====== TASK INPUTS ======

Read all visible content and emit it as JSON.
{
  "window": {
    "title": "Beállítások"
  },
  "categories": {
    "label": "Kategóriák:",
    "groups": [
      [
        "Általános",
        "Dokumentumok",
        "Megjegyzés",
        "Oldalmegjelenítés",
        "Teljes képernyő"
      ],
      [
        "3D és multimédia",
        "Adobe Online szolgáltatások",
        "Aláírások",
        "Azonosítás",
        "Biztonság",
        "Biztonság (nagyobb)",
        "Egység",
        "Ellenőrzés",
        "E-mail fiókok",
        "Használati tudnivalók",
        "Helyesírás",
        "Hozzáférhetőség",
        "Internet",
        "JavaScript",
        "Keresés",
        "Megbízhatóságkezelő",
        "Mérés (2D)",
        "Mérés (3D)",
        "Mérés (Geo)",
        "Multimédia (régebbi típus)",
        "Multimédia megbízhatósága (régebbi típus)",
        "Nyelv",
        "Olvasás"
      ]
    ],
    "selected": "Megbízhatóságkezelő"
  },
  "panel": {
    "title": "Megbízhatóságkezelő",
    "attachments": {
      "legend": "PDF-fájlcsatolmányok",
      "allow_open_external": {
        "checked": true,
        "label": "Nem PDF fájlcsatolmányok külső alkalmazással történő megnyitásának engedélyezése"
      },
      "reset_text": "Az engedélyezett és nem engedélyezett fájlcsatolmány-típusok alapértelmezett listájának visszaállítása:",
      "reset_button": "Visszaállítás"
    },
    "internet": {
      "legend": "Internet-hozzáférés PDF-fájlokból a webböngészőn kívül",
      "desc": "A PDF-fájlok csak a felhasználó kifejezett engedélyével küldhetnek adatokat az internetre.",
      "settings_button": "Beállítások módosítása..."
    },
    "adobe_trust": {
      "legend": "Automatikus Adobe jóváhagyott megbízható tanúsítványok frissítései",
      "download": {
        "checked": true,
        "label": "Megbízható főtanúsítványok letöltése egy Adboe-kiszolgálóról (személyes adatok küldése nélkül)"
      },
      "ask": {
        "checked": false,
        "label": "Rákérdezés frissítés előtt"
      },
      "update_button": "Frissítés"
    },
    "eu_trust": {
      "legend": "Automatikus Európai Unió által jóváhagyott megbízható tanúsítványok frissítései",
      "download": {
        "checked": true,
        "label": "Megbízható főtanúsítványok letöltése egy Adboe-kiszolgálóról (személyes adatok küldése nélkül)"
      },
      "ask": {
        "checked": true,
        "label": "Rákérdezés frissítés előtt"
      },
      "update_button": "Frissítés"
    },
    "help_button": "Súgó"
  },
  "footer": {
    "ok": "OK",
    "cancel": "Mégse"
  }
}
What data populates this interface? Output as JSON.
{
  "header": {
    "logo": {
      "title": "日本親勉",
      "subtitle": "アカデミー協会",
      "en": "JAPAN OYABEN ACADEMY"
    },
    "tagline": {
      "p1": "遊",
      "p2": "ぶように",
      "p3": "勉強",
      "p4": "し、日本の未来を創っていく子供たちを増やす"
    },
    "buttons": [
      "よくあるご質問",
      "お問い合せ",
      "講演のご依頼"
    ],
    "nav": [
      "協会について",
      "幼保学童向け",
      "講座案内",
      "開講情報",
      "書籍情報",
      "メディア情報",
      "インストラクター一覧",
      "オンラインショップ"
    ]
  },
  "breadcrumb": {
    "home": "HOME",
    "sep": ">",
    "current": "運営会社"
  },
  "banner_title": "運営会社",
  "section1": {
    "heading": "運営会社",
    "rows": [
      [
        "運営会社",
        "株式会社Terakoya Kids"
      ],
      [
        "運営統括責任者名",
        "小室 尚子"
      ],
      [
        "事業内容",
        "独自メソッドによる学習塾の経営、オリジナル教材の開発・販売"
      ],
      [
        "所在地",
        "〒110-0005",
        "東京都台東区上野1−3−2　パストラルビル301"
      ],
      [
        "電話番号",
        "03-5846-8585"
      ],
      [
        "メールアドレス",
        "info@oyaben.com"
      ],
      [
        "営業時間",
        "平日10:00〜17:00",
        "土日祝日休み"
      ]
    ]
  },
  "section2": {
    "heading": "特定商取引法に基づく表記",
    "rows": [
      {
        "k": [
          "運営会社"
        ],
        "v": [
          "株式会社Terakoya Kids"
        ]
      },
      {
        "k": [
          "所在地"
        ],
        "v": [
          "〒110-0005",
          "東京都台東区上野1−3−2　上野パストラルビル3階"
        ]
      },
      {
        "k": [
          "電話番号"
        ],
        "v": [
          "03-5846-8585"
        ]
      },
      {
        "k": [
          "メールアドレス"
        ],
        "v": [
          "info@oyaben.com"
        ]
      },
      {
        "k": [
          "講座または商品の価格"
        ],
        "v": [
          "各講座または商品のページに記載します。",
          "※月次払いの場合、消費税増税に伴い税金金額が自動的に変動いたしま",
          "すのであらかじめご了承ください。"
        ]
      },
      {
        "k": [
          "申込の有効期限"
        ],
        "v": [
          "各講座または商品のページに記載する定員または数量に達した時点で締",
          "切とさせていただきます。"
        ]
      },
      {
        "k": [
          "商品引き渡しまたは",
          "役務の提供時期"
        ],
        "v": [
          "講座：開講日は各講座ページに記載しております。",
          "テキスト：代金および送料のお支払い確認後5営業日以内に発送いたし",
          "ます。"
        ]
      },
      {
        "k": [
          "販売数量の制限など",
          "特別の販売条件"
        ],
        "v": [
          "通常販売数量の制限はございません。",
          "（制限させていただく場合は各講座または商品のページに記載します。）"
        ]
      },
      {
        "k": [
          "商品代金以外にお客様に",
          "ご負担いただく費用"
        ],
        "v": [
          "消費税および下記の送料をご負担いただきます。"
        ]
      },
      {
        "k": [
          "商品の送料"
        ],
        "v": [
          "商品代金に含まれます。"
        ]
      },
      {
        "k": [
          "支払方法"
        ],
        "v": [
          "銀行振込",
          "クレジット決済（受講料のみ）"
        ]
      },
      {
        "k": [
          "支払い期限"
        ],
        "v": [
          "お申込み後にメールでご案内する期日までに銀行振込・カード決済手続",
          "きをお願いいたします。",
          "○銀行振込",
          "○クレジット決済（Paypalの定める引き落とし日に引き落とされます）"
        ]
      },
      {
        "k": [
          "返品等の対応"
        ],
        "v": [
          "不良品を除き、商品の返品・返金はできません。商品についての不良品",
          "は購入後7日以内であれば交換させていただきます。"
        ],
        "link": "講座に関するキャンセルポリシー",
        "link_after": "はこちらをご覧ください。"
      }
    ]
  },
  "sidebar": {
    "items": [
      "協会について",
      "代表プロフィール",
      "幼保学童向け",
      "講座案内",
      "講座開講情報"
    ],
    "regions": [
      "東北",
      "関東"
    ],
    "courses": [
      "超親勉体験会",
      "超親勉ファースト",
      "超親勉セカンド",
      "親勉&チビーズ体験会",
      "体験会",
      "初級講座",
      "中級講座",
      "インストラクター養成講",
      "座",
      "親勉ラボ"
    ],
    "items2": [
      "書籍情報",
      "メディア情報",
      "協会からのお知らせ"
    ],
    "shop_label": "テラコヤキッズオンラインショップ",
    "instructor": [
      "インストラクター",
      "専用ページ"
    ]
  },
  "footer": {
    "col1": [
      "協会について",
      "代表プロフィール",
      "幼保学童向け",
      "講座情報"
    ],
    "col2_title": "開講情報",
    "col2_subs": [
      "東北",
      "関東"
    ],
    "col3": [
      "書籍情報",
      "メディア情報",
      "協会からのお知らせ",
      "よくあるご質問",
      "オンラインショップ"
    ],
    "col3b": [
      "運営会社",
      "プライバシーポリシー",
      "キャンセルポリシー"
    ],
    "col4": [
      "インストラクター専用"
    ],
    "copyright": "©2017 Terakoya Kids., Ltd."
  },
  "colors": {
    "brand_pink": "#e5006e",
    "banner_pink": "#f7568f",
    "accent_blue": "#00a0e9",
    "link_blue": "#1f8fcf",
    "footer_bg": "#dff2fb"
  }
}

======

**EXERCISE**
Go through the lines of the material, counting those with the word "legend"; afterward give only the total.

**SOLUTION FOR THIS EXERCISE**
4